Material shown —
■ ■ ■

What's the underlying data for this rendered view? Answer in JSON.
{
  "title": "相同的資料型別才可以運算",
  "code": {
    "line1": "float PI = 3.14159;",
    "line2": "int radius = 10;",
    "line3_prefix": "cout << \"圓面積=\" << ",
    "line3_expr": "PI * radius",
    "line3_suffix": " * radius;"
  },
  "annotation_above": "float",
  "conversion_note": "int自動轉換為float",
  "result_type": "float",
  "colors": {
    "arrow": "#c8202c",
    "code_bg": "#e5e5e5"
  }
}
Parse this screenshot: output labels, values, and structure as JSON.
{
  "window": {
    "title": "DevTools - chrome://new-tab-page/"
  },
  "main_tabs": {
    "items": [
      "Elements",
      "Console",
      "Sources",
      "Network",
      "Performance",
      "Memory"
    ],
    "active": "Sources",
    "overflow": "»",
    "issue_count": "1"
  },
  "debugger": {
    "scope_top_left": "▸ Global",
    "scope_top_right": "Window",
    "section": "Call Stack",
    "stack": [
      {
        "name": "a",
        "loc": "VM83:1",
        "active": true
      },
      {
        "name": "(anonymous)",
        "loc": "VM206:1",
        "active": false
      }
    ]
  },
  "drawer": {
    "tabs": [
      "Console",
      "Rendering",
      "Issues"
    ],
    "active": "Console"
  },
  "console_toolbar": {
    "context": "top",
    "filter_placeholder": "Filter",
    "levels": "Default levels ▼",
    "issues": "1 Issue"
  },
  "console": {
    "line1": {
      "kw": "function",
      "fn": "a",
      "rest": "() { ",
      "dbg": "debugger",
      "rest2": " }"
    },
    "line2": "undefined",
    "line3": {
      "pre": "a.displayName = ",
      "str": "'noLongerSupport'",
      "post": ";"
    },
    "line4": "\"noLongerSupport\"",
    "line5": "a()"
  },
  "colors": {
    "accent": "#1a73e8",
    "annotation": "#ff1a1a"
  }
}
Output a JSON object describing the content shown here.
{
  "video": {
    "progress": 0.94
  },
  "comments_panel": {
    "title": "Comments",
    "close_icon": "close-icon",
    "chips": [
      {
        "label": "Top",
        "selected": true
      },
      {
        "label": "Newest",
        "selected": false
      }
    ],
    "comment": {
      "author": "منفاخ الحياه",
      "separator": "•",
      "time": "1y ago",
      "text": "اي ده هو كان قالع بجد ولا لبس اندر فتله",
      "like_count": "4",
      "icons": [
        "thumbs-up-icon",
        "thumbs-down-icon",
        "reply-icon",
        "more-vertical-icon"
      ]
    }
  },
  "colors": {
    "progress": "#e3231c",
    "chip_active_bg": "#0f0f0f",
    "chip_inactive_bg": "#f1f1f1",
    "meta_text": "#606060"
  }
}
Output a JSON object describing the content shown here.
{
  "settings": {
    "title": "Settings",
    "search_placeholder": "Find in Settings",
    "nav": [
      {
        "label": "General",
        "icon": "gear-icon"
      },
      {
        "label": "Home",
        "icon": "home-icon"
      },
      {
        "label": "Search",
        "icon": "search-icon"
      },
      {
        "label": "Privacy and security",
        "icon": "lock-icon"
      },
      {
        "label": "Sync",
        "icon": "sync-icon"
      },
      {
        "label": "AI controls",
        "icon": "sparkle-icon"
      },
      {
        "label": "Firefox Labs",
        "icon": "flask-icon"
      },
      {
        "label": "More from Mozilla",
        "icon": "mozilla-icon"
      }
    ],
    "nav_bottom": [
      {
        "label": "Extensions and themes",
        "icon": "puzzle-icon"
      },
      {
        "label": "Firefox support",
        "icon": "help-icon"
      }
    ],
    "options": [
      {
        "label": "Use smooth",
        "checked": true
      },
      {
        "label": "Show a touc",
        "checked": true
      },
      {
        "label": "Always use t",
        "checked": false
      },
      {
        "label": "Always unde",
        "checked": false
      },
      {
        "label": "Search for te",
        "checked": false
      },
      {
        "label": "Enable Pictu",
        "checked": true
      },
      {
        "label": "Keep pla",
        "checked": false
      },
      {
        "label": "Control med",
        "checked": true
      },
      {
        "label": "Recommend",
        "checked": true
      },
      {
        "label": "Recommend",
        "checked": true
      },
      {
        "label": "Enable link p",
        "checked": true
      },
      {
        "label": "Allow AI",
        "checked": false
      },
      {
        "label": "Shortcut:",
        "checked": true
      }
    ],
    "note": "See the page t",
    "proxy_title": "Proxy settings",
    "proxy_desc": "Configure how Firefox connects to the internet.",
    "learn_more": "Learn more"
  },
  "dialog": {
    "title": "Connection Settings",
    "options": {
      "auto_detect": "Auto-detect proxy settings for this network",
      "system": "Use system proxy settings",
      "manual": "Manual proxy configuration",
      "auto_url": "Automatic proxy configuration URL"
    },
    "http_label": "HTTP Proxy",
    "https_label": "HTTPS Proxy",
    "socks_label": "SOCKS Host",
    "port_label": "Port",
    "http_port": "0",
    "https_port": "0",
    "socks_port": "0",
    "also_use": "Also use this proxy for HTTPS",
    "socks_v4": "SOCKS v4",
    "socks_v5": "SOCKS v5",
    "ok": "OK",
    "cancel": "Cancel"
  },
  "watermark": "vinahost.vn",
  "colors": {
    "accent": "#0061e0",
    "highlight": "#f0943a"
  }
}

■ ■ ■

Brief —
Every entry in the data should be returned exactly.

Answer box —
What's the underlying data for this rendered view? Answer in JSON.
{
  "title": "相同的資料型別才可以運算",
  "code": {
    "line1": "float PI = 3.14159;",
    "line2": "int radius = 10;",
    "line3_prefix": "cout << \"圓面積=\" << ",
    "line3_expr": "PI * radius",
    "line3_suffix": " * radius;"
  },
  "annotation_above": "float",
  "conversion_note": "int自動轉換為float",
  "result_type": "float",
  "colors": {
    "arrow": "#c8202c",
    "code_bg": "#e5e5e5"
  }
}
Parse this screenshot: output labels, values, and structure as JSON.
{
  "window": {
    "title": "DevTools - chrome://new-tab-page/"
  },
  "main_tabs": {
    "items": [
      "Elements",
      "Console",
      "Sources",
      "Network",
      "Performance",
      "Memory"
    ],
    "active": "Sources",
    "overflow": "»",
    "issue_count": "1"
  },
  "debugger": {
    "scope_top_left": "▸ Global",
    "scope_top_right": "Window",
    "section": "Call Stack",
    "stack": [
      {
        "name": "a",
        "loc": "VM83:1",
        "active": true
      },
      {
        "name": "(anonymous)",
        "loc": "VM206:1",
        "active": false
      }
    ]
  },
  "drawer": {
    "tabs": [
      "Console",
      "Rendering",
      "Issues"
    ],
    "active": "Console"
  },
  "console_toolbar": {
    "context": "top",
    "filter_placeholder": "Filter",
    "levels": "Default levels ▼",
    "issues": "1 Issue"
  },
  "console": {
    "line1": {
      "kw": "function",
      "fn": "a",
      "rest": "() { ",
      "dbg": "debugger",
      "rest2": " }"
    },
    "line2": "undefined",
    "line3": {
      "pre": "a.displayName = ",
      "str": "'noLongerSupport'",
      "post": ";"
    },
    "line4": "\"noLongerSupport\"",
    "line5": "a()"
  },
  "colors": {
    "accent": "#1a73e8",
    "annotation": "#ff1a1a"
  }
}
Output a JSON object describing the content shown here.
{
  "video": {
    "progress": 0.94
  },
  "comments_panel": {
    "title": "Comments",
    "close_icon": "close-icon",
    "chips": [
      {
        "label": "Top",
        "selected": true
      },
      {
        "label": "Newest",
        "selected": false
      }
    ],
    "comment": {
      "author": "منفاخ الحياه",
      "separator": "•",
      "time": "1y ago",
      "text": "اي ده هو كان قالع بجد ولا لبس اندر فتله",
      "like_count": "4",
      "icons": [
        "thumbs-up-icon",
        "thumbs-down-icon",
        "reply-icon",
        "more-vertical-icon"
      ]
    }
  },
  "colors": {
    "progress": "#e3231c",
    "chip_active_bg": "#0f0f0f",
    "chip_inactive_bg": "#f1f1f1",
    "meta_text": "#606060"
  }
}
Output a JSON object describing the content shown here.
{
  "settings": {
    "title": "Settings",
    "search_placeholder": "Find in Settings",
    "nav": [
      {
        "label": "General",
        "icon": "gear-icon"
      },
      {
        "label": "Home",
        "icon": "home-icon"
      },
      {
        "label": "Search",
        "icon": "search-icon"
      },
      {
        "label": "Privacy and security",
        "icon": "lock-icon"
      },
      {
        "label": "Sync",
        "icon": "sync-icon"
      },
      {
        "label": "AI controls",
        "icon": "sparkle-icon"
      },
      {
        "label": "Firefox Labs",
        "icon": "flask-icon"
      },
      {
        "label": "More from Mozilla",
        "icon": "mozilla-icon"
      }
    ],
    "nav_bottom": [
      {
        "label": "Extensions and themes",
        "icon": "puzzle-icon"
      },
      {
        "label": "Firefox support",
        "icon": "help-icon"
      }
    ],
    "options": [
      {
        "label": "Use smooth",
        "checked": true
      },
      {
        "label": "Show a touc",
        "checked": true
      },
      {
        "label": "Always use t",
        "checked": false
      },
      {
        "label": "Always unde",
        "checked": false
      },
      {
        "label": "Search for te",
        "checked": false
      },
      {
        "label": "Enable Pictu",
        "checked": true
      },
      {
        "label": "Keep pla",
        "checked": false
      },
      {
        "label": "Control med",
        "checked": true
      },
      {
        "label": "Recommend",
        "checked": true
      },
      {
        "label": "Recommend",
        "checked": true
      },
      {
        "label": "Enable link p",
        "checked": true
      },
      {
        "label": "Allow AI",
        "checked": false
      },
      {
        "label": "Shortcut:",
        "checked": true
      }
    ],
    "note": "See the page t",
    "proxy_title": "Proxy settings",
    "proxy_desc": "Configure how Firefox connects to the internet.",
    "learn_more": "Learn more"
  },
  "dialog": {
    "title": "Connection Settings",
    "options": {
      "auto_detect": "Auto-detect proxy settings for this network",
      "system": "Use system proxy settings",
      "manual": "Manual proxy configuration",
      "auto_url": "Automatic proxy configuration URL"
    },
    "http_label": "HTTP Proxy",
    "https_label": "HTTPS Proxy",
    "socks_label": "SOCKS Host",
    "port_label": "Port",
    "http_port": "0",
    "https_port": "0",
    "socks_port": "0",
    "also_use": "Also use this proxy for HTTPS",
    "socks_v4": "SOCKS v4",
    "socks_v5": "SOCKS v5",
    "ok": "OK",
    "cancel": "Cancel"
  },
  "watermark": "vinahost.vn",
  "colors": {
    "accent": "#0061e0",
    "highlight": "#f0943a"
  }
}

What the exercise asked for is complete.